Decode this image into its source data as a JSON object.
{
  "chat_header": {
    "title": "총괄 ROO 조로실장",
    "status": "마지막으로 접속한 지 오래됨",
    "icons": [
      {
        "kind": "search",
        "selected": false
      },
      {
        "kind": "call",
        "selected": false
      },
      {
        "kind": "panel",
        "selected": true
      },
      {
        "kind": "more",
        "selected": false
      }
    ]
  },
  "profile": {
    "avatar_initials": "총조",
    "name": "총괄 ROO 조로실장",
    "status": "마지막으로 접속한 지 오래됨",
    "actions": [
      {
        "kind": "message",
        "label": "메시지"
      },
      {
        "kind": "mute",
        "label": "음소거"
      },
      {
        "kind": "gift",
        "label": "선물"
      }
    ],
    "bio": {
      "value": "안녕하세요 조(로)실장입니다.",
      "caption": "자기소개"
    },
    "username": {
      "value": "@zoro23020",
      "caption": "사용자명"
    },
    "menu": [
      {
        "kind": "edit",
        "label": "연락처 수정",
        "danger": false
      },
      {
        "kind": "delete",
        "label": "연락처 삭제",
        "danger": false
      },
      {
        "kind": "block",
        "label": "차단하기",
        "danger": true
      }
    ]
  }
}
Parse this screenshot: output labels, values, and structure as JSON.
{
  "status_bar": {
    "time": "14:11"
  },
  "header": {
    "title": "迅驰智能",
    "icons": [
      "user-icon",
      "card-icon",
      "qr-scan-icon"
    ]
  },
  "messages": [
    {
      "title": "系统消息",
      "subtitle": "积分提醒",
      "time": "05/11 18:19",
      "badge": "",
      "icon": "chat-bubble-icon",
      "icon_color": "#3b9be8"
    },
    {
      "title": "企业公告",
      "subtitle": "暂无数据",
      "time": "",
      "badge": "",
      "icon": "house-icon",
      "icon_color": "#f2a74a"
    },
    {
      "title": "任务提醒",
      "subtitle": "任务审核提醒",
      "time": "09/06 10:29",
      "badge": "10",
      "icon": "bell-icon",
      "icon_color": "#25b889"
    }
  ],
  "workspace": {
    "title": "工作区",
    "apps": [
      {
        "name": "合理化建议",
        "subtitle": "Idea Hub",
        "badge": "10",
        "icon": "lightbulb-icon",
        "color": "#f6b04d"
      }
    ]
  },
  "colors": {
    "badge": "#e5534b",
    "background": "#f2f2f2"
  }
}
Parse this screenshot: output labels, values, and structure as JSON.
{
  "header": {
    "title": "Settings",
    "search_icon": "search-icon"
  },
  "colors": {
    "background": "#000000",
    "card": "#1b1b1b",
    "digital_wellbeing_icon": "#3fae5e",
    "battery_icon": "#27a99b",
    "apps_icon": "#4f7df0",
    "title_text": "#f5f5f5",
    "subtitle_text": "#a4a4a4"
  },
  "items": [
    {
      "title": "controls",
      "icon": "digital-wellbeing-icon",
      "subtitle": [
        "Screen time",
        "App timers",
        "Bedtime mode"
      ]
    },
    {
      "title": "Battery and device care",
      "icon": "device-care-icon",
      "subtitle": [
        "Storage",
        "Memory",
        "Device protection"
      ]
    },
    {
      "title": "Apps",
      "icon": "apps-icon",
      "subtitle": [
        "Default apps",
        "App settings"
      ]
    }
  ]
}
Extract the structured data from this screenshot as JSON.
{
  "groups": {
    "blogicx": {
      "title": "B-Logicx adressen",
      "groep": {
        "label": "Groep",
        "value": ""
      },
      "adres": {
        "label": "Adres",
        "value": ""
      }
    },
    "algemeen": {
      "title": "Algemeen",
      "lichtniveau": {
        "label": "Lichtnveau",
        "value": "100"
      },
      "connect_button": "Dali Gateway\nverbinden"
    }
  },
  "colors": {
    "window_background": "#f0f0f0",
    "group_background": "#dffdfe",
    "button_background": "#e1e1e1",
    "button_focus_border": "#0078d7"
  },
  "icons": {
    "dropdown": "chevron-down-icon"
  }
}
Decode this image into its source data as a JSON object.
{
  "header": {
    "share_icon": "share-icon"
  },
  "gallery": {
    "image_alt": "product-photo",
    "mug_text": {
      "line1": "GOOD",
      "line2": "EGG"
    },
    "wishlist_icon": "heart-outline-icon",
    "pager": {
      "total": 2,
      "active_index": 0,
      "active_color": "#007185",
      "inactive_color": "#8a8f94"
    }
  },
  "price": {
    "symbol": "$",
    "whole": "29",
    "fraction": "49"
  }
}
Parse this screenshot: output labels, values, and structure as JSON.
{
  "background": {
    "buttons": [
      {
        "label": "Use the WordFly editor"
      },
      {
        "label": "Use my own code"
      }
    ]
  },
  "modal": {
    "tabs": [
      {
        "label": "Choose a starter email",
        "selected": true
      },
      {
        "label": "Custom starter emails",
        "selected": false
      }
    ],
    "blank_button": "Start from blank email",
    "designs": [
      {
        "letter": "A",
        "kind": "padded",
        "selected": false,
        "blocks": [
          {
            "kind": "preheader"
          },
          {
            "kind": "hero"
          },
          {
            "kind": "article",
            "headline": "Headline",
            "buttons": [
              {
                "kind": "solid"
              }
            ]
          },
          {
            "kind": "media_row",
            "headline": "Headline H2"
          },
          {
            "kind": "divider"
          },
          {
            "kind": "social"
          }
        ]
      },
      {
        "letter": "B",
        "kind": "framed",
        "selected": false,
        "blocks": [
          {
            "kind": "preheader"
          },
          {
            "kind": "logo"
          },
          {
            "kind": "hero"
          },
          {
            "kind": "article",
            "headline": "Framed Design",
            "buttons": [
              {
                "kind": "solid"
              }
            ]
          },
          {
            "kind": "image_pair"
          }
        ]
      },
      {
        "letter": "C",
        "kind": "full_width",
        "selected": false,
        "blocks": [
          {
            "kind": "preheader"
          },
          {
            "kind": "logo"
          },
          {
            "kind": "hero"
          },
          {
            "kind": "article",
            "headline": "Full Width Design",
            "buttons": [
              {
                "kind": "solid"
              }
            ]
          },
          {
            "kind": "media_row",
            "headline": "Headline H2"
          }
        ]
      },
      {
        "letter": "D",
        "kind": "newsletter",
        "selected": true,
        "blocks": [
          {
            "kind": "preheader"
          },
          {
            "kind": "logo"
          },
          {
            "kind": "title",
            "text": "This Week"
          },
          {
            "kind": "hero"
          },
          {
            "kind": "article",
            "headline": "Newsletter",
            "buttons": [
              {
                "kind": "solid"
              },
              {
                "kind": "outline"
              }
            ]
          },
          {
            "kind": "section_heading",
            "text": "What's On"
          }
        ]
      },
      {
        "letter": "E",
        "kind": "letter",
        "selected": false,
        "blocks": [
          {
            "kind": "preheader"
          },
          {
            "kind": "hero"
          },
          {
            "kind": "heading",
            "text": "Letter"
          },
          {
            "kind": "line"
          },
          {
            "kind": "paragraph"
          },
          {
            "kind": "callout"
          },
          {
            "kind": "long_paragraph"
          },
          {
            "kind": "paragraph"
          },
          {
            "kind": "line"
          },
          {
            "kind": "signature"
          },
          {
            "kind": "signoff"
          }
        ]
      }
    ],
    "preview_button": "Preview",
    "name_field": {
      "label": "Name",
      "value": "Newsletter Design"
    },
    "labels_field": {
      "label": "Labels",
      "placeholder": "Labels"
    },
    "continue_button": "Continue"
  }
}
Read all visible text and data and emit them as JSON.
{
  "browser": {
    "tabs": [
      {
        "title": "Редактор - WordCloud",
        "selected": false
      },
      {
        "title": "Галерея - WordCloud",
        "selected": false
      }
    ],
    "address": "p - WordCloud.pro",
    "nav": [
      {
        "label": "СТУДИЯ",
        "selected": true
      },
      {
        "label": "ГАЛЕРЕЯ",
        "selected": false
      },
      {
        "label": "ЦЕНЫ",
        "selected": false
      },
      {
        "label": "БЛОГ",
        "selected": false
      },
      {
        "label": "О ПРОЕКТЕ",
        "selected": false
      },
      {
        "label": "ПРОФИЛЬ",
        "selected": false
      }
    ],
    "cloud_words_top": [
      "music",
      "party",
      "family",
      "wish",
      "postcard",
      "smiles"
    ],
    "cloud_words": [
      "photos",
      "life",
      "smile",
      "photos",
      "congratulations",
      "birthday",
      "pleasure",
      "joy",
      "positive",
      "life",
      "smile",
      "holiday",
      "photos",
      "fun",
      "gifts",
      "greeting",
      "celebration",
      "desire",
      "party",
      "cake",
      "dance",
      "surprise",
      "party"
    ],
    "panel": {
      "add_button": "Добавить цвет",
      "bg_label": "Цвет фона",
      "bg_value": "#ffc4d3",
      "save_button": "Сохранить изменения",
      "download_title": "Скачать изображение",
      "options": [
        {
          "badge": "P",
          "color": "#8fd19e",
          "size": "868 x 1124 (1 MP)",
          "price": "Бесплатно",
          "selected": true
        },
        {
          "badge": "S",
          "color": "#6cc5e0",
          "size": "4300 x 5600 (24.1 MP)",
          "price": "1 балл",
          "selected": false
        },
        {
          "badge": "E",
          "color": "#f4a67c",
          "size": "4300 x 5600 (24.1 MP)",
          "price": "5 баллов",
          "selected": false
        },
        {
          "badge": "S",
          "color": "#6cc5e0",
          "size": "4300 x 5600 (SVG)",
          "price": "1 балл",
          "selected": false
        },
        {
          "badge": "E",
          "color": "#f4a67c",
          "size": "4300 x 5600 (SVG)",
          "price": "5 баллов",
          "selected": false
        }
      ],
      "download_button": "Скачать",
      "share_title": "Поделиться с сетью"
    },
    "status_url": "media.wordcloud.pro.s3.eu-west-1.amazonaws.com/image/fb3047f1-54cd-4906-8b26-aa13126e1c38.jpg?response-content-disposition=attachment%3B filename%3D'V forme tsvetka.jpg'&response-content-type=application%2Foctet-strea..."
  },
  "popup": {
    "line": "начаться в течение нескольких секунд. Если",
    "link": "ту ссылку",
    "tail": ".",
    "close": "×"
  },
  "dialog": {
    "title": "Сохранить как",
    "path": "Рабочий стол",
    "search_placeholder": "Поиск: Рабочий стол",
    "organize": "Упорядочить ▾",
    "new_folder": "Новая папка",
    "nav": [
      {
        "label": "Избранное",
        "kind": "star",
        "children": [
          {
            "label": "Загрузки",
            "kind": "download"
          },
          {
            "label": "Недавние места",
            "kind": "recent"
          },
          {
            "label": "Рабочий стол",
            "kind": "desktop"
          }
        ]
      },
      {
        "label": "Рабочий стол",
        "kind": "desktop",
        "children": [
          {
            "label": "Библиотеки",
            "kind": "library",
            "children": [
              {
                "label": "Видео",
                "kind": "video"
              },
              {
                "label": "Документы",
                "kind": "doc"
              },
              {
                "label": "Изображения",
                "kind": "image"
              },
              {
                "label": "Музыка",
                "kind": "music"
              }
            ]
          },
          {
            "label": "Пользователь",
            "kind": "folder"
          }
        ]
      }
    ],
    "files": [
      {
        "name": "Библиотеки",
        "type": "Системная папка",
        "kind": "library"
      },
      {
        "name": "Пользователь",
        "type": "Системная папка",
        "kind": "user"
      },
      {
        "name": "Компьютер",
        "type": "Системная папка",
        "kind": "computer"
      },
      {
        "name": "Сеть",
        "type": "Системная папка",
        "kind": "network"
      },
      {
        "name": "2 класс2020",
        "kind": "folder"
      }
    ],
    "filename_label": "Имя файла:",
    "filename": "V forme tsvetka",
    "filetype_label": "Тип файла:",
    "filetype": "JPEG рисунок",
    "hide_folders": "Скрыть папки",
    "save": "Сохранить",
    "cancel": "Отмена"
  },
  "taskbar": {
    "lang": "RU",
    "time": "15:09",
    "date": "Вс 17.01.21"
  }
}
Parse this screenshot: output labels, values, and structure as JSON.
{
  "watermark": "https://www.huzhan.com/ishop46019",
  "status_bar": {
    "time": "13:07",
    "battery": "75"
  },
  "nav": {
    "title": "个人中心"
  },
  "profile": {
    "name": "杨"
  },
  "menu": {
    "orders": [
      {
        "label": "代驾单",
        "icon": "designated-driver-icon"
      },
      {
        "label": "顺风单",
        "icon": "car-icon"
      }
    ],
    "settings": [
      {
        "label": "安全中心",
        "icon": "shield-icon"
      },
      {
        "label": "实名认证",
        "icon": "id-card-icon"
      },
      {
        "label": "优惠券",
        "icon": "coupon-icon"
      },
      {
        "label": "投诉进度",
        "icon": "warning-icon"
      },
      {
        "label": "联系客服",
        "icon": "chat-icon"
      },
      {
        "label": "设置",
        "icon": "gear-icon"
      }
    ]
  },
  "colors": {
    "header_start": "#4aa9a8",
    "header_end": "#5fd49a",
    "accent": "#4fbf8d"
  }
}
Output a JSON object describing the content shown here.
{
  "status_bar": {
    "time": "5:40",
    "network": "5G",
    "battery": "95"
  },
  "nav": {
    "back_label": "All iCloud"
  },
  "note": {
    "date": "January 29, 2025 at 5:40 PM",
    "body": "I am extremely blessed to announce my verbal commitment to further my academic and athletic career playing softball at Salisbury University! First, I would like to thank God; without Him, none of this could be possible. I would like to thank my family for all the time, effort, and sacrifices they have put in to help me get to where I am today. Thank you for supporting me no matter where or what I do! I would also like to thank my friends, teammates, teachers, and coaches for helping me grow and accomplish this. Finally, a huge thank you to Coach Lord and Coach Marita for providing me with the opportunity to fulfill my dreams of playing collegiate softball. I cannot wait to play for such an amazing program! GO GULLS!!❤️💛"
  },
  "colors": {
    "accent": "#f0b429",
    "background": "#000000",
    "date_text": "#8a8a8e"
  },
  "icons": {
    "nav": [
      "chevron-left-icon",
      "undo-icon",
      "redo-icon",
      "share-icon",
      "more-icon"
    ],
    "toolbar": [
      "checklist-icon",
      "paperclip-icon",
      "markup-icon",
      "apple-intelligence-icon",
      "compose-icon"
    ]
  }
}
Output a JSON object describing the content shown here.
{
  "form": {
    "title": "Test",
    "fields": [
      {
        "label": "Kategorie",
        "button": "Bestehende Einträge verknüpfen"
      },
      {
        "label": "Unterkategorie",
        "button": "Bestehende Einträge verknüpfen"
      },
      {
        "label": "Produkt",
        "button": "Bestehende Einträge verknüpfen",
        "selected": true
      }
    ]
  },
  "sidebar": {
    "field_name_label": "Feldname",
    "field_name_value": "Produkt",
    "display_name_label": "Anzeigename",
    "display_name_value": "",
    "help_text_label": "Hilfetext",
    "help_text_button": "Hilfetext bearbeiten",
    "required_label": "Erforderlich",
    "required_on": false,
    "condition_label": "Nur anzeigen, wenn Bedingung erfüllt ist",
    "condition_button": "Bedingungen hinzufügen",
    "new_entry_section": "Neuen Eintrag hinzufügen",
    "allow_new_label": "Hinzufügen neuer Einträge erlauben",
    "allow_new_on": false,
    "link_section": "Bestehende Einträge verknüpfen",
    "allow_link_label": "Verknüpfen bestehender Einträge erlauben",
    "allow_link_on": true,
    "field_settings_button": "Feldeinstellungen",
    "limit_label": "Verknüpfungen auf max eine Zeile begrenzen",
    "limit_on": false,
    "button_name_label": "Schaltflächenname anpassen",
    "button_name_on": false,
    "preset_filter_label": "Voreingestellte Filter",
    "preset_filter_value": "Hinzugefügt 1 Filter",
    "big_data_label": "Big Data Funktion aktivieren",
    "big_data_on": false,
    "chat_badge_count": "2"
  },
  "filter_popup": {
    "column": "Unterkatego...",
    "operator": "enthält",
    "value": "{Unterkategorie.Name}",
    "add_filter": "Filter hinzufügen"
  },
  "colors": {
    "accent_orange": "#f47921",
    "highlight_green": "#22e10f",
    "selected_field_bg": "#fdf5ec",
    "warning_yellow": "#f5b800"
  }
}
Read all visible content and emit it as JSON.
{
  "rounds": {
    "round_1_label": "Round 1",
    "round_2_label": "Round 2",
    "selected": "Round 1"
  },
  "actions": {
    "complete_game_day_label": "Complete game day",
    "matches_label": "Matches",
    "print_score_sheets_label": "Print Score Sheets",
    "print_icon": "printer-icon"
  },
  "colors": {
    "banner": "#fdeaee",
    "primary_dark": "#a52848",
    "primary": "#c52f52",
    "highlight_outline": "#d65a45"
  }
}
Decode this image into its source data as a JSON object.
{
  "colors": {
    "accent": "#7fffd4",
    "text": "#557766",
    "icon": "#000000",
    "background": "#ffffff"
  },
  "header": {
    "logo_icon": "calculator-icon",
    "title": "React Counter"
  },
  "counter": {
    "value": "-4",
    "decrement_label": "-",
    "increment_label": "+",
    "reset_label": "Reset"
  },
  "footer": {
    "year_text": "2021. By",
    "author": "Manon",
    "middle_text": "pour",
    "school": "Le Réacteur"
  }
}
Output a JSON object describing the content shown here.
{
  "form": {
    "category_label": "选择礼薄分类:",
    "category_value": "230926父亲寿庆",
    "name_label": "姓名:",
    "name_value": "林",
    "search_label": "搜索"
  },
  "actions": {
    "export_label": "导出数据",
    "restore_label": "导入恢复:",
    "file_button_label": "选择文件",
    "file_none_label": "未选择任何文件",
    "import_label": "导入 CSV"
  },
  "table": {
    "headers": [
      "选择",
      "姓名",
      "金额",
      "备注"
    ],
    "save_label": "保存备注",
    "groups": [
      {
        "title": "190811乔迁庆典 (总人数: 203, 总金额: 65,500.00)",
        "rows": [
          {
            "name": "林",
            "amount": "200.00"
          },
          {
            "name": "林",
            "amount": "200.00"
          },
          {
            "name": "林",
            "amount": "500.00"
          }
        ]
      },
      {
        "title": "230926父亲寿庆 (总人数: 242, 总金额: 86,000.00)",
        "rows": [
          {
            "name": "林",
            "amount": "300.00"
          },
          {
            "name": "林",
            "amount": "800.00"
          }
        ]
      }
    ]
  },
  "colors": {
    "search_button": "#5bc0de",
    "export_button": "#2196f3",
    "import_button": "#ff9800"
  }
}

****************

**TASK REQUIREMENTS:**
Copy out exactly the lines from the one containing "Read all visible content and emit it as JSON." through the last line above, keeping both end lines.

**REPLY:**
Read all visible content and emit it as JSON.
{
  "rounds": {
    "round_1_label": "Round 1",
    "round_2_label": "Round 2",
    "selected": "Round 1"
  },
  "actions": {
    "complete_game_day_label": "Complete game day",
    "matches_label": "Matches",
    "print_score_sheets_label": "Print Score Sheets",
    "print_icon": "printer-icon"
  },
  "colors": {
    "banner": "#fdeaee",
    "primary_dark": "#a52848",
    "primary": "#c52f52",
    "highlight_outline": "#d65a45"
  }
}
Decode this image into its source data as a JSON object.
{
  "colors": {
    "accent": "#7fffd4",
    "text": "#557766",
    "icon": "#000000",
    "background": "#ffffff"
  },
  "header": {
    "logo_icon": "calculator-icon",
    "title": "React Counter"
  },
  "counter": {
    "value": "-4",
    "decrement_label": "-",
    "increment_label": "+",
    "reset_label": "Reset"
  },
  "footer": {
    "year_text": "2021. By",
    "author": "Manon",
    "middle_text": "pour",
    "school": "Le Réacteur"
  }
}
Output a JSON object describing the content shown here.
{
  "form": {
    "category_label": "选择礼薄分类:",
    "category_value": "230926父亲寿庆",
    "name_label": "姓名:",
    "name_value": "林",
    "search_label": "搜索"
  },
  "actions": {
    "export_label": "导出数据",
    "restore_label": "导入恢复:",
    "file_button_label": "选择文件",
    "file_none_label": "未选择任何文件",
    "import_label": "导入 CSV"
  },
  "table": {
    "headers": [
      "选择",
      "姓名",
      "金额",
      "备注"
    ],
    "save_label": "保存备注",
    "groups": [
      {
        "title": "190811乔迁庆典 (总人数: 203, 总金额: 65,500.00)",
        "rows": [
          {
            "name": "林",
            "amount": "200.00"
          },
          {
            "name": "林",
            "amount": "200.00"
          },
          {
            "name": "林",
            "amount": "500.00"
          }
        ]
      },
      {
        "title": "230926父亲寿庆 (总人数: 242, 总金额: 86,000.00)",
        "rows": [
          {
            "name": "林",
            "amount": "300.00"
          },
          {
            "name": "林",
            "amount": "800.00"
          }
        ]
      }
    ]
  },
  "colors": {
    "search_button": "#5bc0de",
    "export_button": "#2196f3",
    "import_button": "#ff9800"
  }
}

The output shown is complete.